Do you remember any specifics of your own early holidays?
Memories of that part of my life are usually made up of sensations: evocative smells, sounds and textures that trigger floods of nostalgia. It sounds slightly unbelievable, but I have SO MANY memories of travel in my very early years, perhaps not those that my parents expected me to have, but certainly those that shaped me as a child, and later on as an individual.
My earliest travel memories are of summer weekends away in our old Arrábida house, with its terracotta tiles, deep blue (freezing cold) sea at the horizon, the smell of clay and ivy, and my constant search for nearby cats. In fact all my life that has been one of my favourite pastimes, looking for cats! Around the patio there were thick bushes, and I and my siblings would make dens deep inside – I took my dolls and books there, and played for hours. There was no beach or pool, and the only way for us to swim was to walk down the steep steps to the cliff edge, climb down the metal stairs and jump into the icy waters. All magical experiences.
Where to stay in (near) Arrábida
Another very vivid memory is of a trip to Madeira when I was 3 years old, my first time on a plane! Every little thing was exciting – I must’ve opened and closed the fold-out tray a million times, and remember seeing Lisbon below getting smaller and smaller from my little window. Even though Madeira is part of Portugal, it felt like a totally different country to my child-self. The accent is dissimilar, and the landscape was lush and tropical, unlike what I was used to on ‘the continent’.
We did road-trips around the mountains, where we stopped to view the traditional Madeira houses and spotted banana trees! Toilet breaks by the cliffs, and windy roads that made me sick more than once. Faded memories now, but still fond ones. Back at the hotel, our afternoons were spent pushing the thrill-level and diving into the pool from the board, and our early evenings smelt like post-sun lotion, shampoo, sea-breeze and kids’ discos.
FIRST TRIP ABROAD
Out of my whole childhood, the single trip that I remember most clearly is our family trip to Disneyland Paris. I’ve been a Disney geek my whole life, and I remember when the park first opened and how children’s TV on Saturday mornings had dozens of ads making me jealous of every single child that had ever stepped foot in Paris. When I turned seven, my mum surprised my sister and I with news that we were going to blooming Disneyland!! I had only flown to Madeira before, so was super excited to be going properly abroad!
I think we can all agree that Disney knows what it’s doing and the memories start to be made from the minute you walk into the park – the whimsical music that takes you back to your favourite films, the smell of popcorn permeating Main Street, the pure joy and happiness emanating from everyone’s face and Sleeping Beauty’s castle at the end.
I remember we weren’t allowed the Mickey Mouse-shaped food, eating homemade roast beef sandwiches instead (from a joint that flew from Portugal with us!), and standing on tiptoes to spot our favourite characters in the parade, battling boredom as we waited to go on Thunder Mountain, and how I chickened out of the Indiana Jones coaster after waiting in line for an hour. I think that trip is the reason why now as an adult I love to go to Disney just as much, and end up going as often as I do (too much).
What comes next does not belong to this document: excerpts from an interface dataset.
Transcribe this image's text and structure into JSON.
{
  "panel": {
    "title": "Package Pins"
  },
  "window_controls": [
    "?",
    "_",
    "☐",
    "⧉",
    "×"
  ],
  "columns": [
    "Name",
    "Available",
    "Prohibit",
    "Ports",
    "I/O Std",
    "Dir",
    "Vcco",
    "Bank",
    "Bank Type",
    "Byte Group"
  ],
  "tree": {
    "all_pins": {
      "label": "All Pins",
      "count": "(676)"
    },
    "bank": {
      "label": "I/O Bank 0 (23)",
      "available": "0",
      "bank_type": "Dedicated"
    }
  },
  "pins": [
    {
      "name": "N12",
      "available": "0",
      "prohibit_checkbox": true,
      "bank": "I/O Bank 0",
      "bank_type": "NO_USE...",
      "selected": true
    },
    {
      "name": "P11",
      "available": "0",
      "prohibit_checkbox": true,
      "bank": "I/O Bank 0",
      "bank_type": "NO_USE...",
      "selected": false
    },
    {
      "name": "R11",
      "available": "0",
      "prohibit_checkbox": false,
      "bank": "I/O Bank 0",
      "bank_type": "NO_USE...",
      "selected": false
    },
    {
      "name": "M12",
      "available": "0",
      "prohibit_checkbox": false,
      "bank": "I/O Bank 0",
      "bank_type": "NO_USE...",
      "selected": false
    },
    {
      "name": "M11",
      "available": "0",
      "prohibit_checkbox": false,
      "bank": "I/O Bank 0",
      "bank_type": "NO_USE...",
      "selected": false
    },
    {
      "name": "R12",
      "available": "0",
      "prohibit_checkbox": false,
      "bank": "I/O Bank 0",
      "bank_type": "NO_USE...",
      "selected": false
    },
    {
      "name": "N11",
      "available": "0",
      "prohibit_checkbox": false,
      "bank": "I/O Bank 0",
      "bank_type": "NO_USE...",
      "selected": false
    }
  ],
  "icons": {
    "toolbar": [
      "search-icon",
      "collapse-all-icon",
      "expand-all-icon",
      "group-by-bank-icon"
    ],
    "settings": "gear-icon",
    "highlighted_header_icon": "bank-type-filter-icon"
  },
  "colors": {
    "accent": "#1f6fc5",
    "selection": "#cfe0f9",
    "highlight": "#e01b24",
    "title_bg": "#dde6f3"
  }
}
We stayed at the Cheyenne hotel, and if I close my eyes I can still smell the sweet hot chocolate that was poured from wooden barrels, hear the noise of the cafeteria and see the patterns of the linen in our bedroom. The roads weren’t paved at that time, and it felt a bit like the Wild West. They were the best few days of my young life.
It is a real misconception that once you have a family, opportunities for adventurous travel go out of the window. The reasons are usually because you can never relax, and the kids won’t remember it so why pay to go away. Rubbish. True it’s difficult to relax, having to always keep one eye on the kids, but you will see their excitement and laughter as they are exposed to new experiences, and children do remember, even from a very young age.
Maybe not the view from the Eiffel Tower, but the metro ride there, the crepe they ate afterwards, or how much fun it was when it started to rain torrentially. All formative memories that they will still recall years later.
This post has affilliate links which means that if you were to book a hotel by clicking on them, I would receive a small commission but rest assured the price wouldn’t change for you.